Sitting inside the dimly-lit reception area of the Cambodian Living Arts (CLA) in Phnom Penh, I nervously took note of the time: nearly 45 years since the Khmer Rouge came to power; almost 40 years since his escape and journey toward survival; 20 years since the inception of the Cambodian Living Arts, and merely an hour-and-a-half to capture it all through the inadequacy of words. Amidst the discomforting silence that was occasionally interrupted by the pacing steps of the CLA artists and staff across the hall, my knees rocked to the sound of every passing second on the wall clock as I became overwhelmed by the time that was weighing on me.

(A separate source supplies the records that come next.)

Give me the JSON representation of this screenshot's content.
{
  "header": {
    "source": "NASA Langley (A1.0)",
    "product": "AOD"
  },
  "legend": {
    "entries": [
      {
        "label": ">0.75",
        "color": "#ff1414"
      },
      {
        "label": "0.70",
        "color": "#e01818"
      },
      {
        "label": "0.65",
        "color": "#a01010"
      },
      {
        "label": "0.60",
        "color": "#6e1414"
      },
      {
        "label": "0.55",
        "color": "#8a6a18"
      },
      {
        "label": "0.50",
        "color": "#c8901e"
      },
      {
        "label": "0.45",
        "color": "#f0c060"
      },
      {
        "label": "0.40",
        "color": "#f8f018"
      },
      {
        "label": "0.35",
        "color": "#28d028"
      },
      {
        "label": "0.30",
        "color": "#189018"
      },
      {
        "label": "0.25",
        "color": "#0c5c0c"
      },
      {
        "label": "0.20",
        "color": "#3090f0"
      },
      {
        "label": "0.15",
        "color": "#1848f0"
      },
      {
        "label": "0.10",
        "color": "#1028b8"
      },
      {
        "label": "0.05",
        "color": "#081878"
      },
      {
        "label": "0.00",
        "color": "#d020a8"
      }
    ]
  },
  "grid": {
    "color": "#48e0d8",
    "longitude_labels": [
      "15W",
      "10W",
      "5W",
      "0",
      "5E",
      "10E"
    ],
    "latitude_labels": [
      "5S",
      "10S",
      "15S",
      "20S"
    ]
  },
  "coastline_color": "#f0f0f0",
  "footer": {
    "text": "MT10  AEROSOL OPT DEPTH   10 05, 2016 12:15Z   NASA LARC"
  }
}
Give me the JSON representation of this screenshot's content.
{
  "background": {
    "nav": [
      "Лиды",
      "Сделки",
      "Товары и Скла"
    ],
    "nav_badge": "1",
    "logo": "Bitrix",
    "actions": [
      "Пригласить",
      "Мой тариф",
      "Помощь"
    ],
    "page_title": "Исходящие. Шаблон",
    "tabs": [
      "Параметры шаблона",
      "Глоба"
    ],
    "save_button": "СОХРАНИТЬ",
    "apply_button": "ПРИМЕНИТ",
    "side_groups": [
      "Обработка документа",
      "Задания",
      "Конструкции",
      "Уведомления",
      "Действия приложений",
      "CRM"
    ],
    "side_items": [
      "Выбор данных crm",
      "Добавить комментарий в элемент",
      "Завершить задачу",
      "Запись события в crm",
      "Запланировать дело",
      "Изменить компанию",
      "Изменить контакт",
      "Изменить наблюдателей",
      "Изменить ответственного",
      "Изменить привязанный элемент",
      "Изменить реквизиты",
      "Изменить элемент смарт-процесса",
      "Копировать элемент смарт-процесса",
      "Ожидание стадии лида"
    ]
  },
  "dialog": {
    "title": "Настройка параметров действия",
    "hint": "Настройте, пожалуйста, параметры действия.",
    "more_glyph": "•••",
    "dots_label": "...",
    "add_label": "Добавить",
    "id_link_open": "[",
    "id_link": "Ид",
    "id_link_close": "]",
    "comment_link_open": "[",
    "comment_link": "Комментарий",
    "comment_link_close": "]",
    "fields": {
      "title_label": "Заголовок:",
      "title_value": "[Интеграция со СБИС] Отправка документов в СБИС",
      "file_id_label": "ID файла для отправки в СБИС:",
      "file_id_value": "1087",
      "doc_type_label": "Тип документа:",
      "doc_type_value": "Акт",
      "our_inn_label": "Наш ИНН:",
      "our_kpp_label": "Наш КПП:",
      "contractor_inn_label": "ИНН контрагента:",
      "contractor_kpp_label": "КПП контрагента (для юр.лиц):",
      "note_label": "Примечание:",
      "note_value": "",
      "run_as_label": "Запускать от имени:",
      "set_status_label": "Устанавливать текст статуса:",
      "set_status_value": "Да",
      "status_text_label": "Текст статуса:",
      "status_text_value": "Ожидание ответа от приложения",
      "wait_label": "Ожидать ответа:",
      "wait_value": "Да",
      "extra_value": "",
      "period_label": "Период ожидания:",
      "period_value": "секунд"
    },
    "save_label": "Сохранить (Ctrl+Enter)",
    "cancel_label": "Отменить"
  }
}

Arn Chorn-Pond is the founder of the Cambodian Living Arts and a celebrated musician, he’s also known as one of the few children who survived the atrocities of the Khmer Rouge era (1975-79). Truth be told, upon meeting him, I reckoned much less about his celebrated status that had until then, made its way into my scribbled notes. Instead, I was drawn more toward the air of humility that adorned Arn; in addition to wearing his larger-than-life laugh and the checkered-printed krama around his neck, with woven colors that appeared to alternate much like his experiences of resilience and despair. I soon came to realize that his story – tantamount to the collective history of the people in Cambodia and their efforts (or lack of) to deal with past atrocities – was akin to photographic memories; so vivid that they did not need my words to be revived.